HR leaders must find and retain top talent for their organisations. They foster a continuous learning and career growth culture and advocate for each employee. International Women’s Day is a great time to celebrate the women in your life and organisation. But it is also a more prominent reminder to assess how your organisation contributes to equality and future opportunities for upcoming generations.
How can you celebrate International Women’s Day on March 8th and beyond? Here are a few ideas:
Recognise top performers and promote them to leadership roles
One way to create a supportive culture is to celebrate wins regularly. As an HR leader, you can assess the inclusivity of those honoured. Are specific individuals being missed? Are women being celebrated as often as men? Use International Women’s Day to honour the fantastic talent of your team, but set the tone for the continued celebration. Fostering a culture of celebrating wins will create a drive and appreciation for all team members.
According to Grant Thornton, women now hold 34% of mid-market senior leadership roles, up +5pp since 2020. So there are improvements, but there’s still a long way to go. What is the makeup of your leadership team? Are women represented? Are you overlooking top female performers? Diversity of thought and approach are essential for high-level decision-making.
External speakers and mentor program
Driving a culture of continuous learning is a core tenant of HR professionals. They can do it by bringing in a coach or a course on mentoring and encouraging inclusion across teams. In addition, the HR team should provide access to lessons or a stipend for external courses to develop skills for individual contributors. Encouraging continued learning builds confidence, extends employee retention, and improves loyalty to the company.
Team members most likely have goals to achieve. Are personal and professional development goals included as well? How can you invest further in your employees by encouraging them to improve in key areas? Public speaking, technical training, or learning a new area of the business, for example, are areas that your employees may wish to explore but don’t know how to ask. Include personal and professional development for every employee, so you invest in and level up everyone.
Evaluate your policies
There has been a downward trend in the full-time employee pay gap (about 7.4%), but there is still a 15.5% pay gap for all employees. Based on the rate of change over the last nine years, it would take 112 years to close the gap completely. Look at the salaries of your employees. Are they equal? What is the reason for a difference in pay? Would it cost you much to right-size their income?

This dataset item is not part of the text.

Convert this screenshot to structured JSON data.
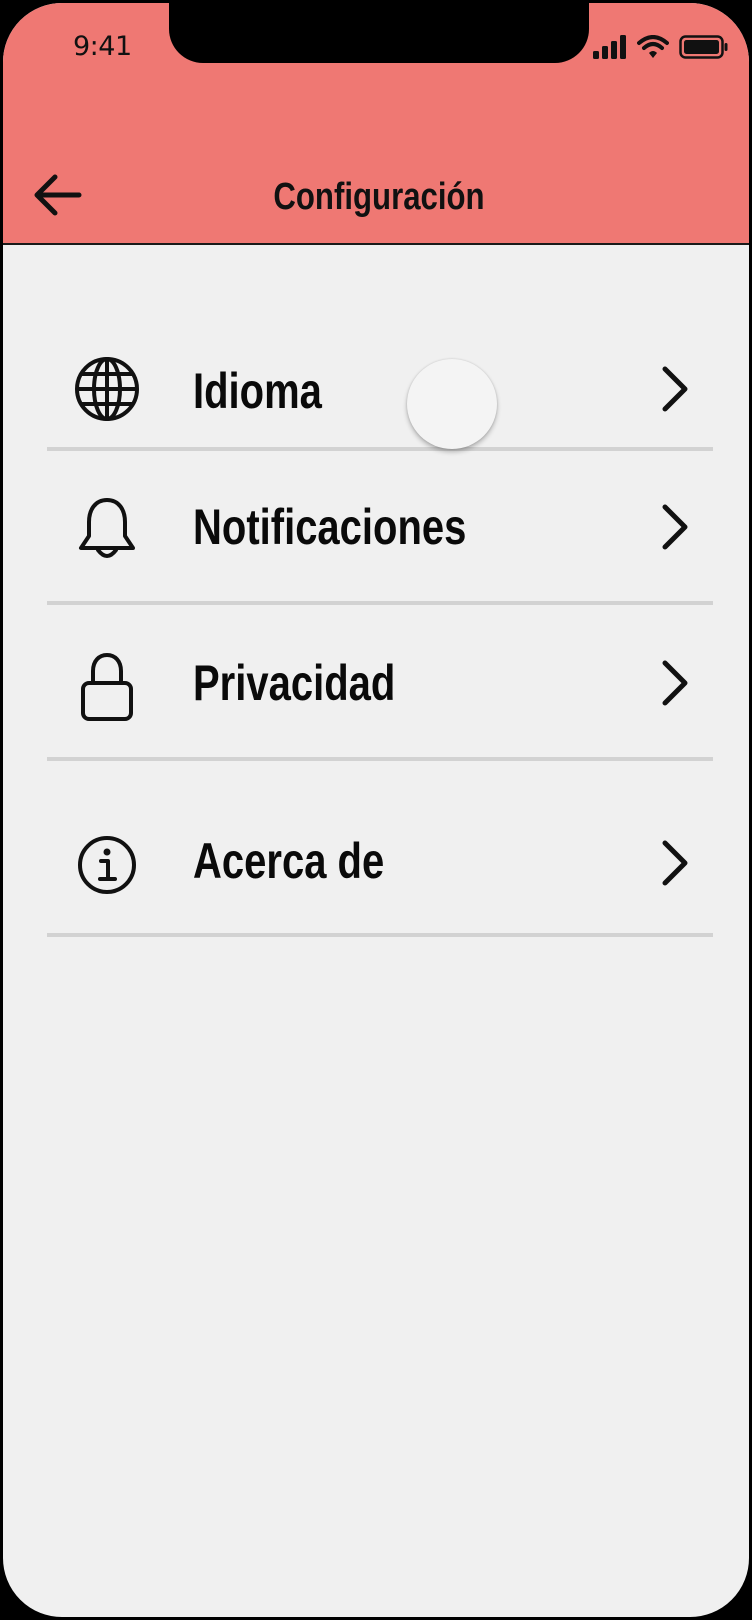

Right-sizing pay is not just a financial motivation. The self-worth of those who know they are paid less for doing the same work will immediately improve and their value raised. The pay gap has endured for too long, and organisations have the power to make a difference for the teams and close the gap.